The ballistic pendulum is a simple experiment used to demonstrate the principles of conservation of energy and momentum. It is a device consisting of a heavy pendulum bob that is suspended from a pivot point, and a projectile, such as a bullet, is fired into the pendulum bob.
The basic idea of the experiment is to measure the initial velocity of the projectile before it strikes the pendulum bob and to determine the maximum height that the pendulum bob reaches after the collision.
The conservation of energy principle states that the total energy in a closed system is conserved and cannot be created or destroyed.

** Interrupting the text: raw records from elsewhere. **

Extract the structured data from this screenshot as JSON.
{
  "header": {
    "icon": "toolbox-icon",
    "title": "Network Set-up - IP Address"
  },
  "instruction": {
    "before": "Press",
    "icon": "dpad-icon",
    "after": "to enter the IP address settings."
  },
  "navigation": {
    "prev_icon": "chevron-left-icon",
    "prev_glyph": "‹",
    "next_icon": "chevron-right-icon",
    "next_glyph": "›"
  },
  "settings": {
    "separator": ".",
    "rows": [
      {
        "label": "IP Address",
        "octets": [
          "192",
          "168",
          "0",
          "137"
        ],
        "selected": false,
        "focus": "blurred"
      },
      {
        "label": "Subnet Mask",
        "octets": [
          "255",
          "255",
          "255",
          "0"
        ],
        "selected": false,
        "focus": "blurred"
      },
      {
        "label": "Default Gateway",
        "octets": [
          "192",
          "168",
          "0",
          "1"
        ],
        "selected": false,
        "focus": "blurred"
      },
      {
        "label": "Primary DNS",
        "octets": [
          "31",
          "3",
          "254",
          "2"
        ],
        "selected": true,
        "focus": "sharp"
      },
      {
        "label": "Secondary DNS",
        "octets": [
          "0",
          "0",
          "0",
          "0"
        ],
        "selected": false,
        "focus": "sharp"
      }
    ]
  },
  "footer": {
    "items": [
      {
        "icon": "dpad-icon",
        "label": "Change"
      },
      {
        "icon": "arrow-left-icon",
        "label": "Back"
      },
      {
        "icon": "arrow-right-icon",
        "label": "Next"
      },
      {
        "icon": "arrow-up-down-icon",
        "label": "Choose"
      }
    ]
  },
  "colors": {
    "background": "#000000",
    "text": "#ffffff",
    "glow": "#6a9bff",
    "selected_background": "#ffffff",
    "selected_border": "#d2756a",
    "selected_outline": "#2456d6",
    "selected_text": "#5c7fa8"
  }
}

In the case of the ballistic pendulum, the initial kinetic energy of the projectile is converted into potential energy as the pendulum bob swings to a higher position.
The conservation of momentum principle states that the total momentum of a closed system is conserved, and the sum of the momentum before a collision is equal to the sum of the momentum after a collision. In the ballistic pendulum experiment, the momentum of the projectile is transferred to the pendulum bob during the collision, causing it to swing to a higher position.
The ballistic pendulum is a useful educational tool for demonstrating the basic principles of physics and for introducing students to the concepts of energy and momentum conservation. It is also used in forensic science to determine the velocity of a bullet, based on the height that the pendulum bob reaches after the collision. learn more about School Analytics.